Regular Minnesota Litigator readers have been drawn into following many lawsuits in state and federal court in Minnesota. These forays into fracases shed light on Minnesota laws, federal laws, our justice system(s), and also, of course, unique and personal aspects of particular cases.

Do you ever get attached to a particular tale? Maybe once in a while Minnesota Litigator readers wonder, as I do, “What ever happened to…”? If so, do not hesitate to send me a note. I might be able to do some sleuthing and figure it out.

A few recent filings resulted in my getting up to speed on a few “brain drain/brain raid” cases that Minnesota Litigator has followed over the past year: St. Jude Medical v. de Castro (Biosense) and Honeywell v. Stacey (Nest). The paths of the two cases have diverged 180-degrees.

The Honeywell/Nest case settled a while ago and the case was quietly dismissed last week.

The St. Jude Medical/de Castro case is now in trial before a jury and U.S. District Court Judge Ann D. Montgomery (D. Minn.). The two sides summarize the issues to be tried here and here.

And, finally, a related point: I want readers to weigh in if they think there are any ethics implicated by my posting links to trial documents in cases while trials are on-going as I have done in the previous paragraph.

On the one hand, the answer would seem clearly, “No.” Jurors are specifically instructed NOT to learn about their cases via the internet and court filings are public documents.

On the other hand, few would argue the proposition that jurors sometimes use the internet and perform their own “research,” as it were, as they sit through trials. (They are human, of course, and curiosity is a general (and generally positive) human attribute.) It is therefore not unforeseeable that, in theory, a juror could read a court document that is not intended for her and, in theory, this could inject bias or error into the system.

What is the best policy for the few intrepid folks out there like me that comment on litigation?

I try to adopt an ad hoc approach.
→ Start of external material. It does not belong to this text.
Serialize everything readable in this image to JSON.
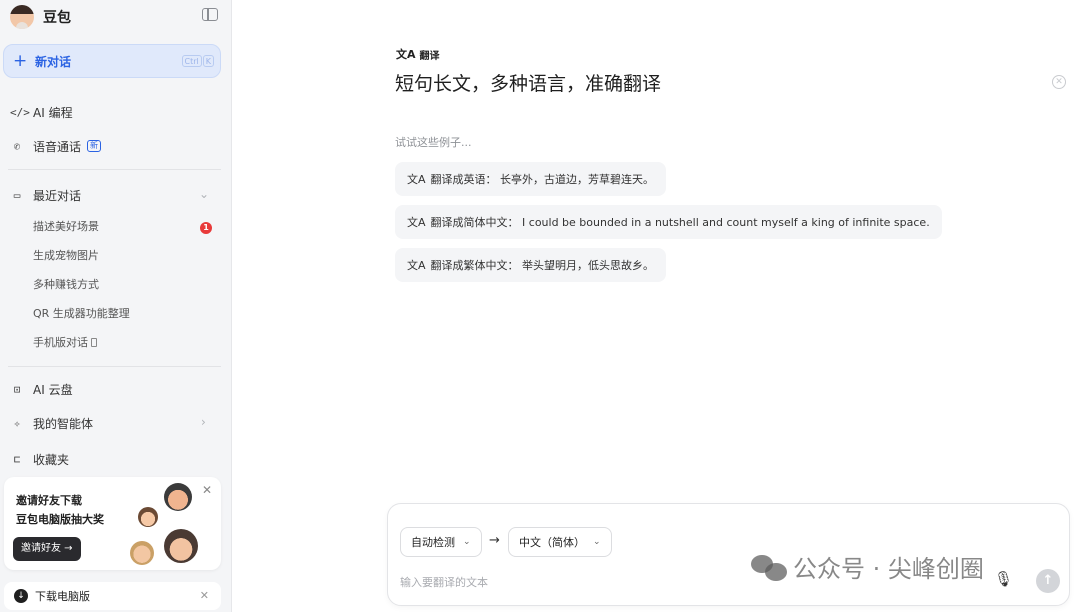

If, for example, there were an on-going trial preceded by briefing on the exclusion of highly inflammatory and prejudicial information, available in court records but not widely known, I think that a basic sense of right, wrong, and fairness would require that I restrain myself from posting any commentary as to that excluded evidence while the trial is on-going.

If, on the other hand, the issues are relatively dull and, in my view, are unlikely to be of any interest to any errant juror, much less influence deliberations, then I figure I am certainly in the clear. If any readers think otherwise, please share your thoughts.

(The commentary to Minnesota Rules of Professional Conduct Rule 3.6, “Trial Publicity,” incidentally, highlights the tension between “fair trial” and “safeguarding the right of free expression.”)

Leave a Reply

Your email address will not be published. Required fields are marked *